Congressional negotiations on a substantial Coronavirus relief bill took a modest step forward on October 20, though time is running out and Senate Majority Leader Mitch McConnell, President Donald Trump’s most powerful Senate ally, is pressing the White House against going forward. Senator McConnell on October 20 told fellow Republicans that he has warned the Trump administration not to divide Republicans by sealing a lopsided $2 trillion relief deal with House Speaker Nancy Pelosi before the election — even as he publicly said he would slate any such agreement for a vote. Pelosi’s office said talks with Treasury Secretary Steven Mnuchin on October 19 and 20 were productive. However, other veteran lawmakers said there is still too much work to do and not enough time to do it to enact a relief bill by Election Day.
Senate Majority Leader Mitch McConnell made his remarks during a private lunch with fellow Republicans, three people familiar with them said, requesting anonymity because the session was private. The Kentucky Republican appears worried that an agreement between House Speaker Nancy Pelosi and Treasury Secretary Steve Mnuchin would drive a wedge between Republicans, forcing them to choose whether to support a Pelosi-blessed deal with President Donald Trump that would violate conservative positions they’ve stuck with for months. Many Republicans say they cannot vote for another Pelosi-brokered agreement. McConnell said if such a bill passed the Democratic-controlled House with Trump’s blessing, “we would put it on the floor of the Senate.” Those public remarks came after the private session with fellow Republicans.
Despite his previous dismissal of further Coronavirus relief efforts, President Donald Trump is hoping for an agreement before the election, eager to announce another round of $1,200 direct payments going out under his name, but it is increasingly evident that time has pretty much run out. If he wins, President Trump is promising relief, but if he loses, as polls indicate, it is unclear that his enthusiasm for delivering Coronavirus aid will be as strong. Recent history suggests that any post-election lame-duck session in the event of a Trump loss would not produce much. “It’s not a question of ‘íf.’ It’s a question of ‘when.’” said Senate Majority Whip John Thune of South Dakota. “We have to do more. We know that.”
House Speaker Nancy Pelosi said that she and Secretary of Treasury Steve Mnuchin remained at odds over refundable tax credits for the working poor and families with children, the size of a Democratic-sought aid package for state and local governments, and a liability shield for businesses and other organizations against lawsuits over their Coroanvirus preparations.
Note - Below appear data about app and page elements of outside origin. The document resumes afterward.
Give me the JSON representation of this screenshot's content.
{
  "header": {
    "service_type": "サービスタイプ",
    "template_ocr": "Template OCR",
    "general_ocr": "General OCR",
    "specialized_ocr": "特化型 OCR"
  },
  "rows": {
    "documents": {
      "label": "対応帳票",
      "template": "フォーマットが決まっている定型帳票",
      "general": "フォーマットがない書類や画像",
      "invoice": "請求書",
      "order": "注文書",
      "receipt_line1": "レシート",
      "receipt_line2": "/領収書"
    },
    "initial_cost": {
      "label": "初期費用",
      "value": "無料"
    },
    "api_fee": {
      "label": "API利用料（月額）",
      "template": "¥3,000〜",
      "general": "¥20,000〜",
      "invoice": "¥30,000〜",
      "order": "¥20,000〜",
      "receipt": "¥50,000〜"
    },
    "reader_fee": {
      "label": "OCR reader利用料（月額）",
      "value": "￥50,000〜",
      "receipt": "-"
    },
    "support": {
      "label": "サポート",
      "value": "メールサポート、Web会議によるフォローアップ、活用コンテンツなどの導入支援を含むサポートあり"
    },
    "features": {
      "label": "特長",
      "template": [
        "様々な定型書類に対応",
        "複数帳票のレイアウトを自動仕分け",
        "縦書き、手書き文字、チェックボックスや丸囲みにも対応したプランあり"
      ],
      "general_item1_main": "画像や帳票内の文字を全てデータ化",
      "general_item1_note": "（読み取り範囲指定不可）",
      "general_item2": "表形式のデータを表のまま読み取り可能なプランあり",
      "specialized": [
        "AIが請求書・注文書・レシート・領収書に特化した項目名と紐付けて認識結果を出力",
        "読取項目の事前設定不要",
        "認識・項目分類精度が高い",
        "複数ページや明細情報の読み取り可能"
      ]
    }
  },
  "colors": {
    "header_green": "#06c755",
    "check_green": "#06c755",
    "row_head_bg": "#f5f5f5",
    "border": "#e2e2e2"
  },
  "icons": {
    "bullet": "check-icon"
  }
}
Pelosi’s spokesman, Drew Hammill, wrote on Twitter that she and Mnuchin then spoke for 45 minutes and found “more clarity and common ground” and that “both sides are serious about finding a compromise.” The Pelosi-Mnuchin talks also involve pandemic jobless aid, the second round of $1,200 direct payments, and money for schools, testing, and vaccines.
House Speaker Nancy Pelosi had said October 20 was a deadline day, but clarified in an interview with Bloomberg News that the aim is to spur the two sides to exchange their best proposals on a host of unresolved issues, not to close out all of their disagreements or have final legislative language at hand. “Let’s see where we are,” Pelosi said. “We all want to get an agreement.” Time is running out, and Pelosi has instructed her committee chairs to try to iron out details, but the Senate Republican negotiators do not appear as eager as she is. “It’s getting to be toward the last minute and the clock keeps ticking away,” Senate Appropriations Chairman Richard Shelby (R-AL), said. “I’m not optimistic about doing anything.” Aides familiar with the talks say the price tag for a potential Pelosi-Mnuchin deal is inching close to $2 trillion. Senate Republicans are recoiling at both the size of the measure and Pelosi’s demands, even as President Donald Trump is beating the drums for an agreement.“I want to do it even bigger than the Democrats. Not every Republican agrees,” President Donald Trump said in a Fox News interview. “But they will.”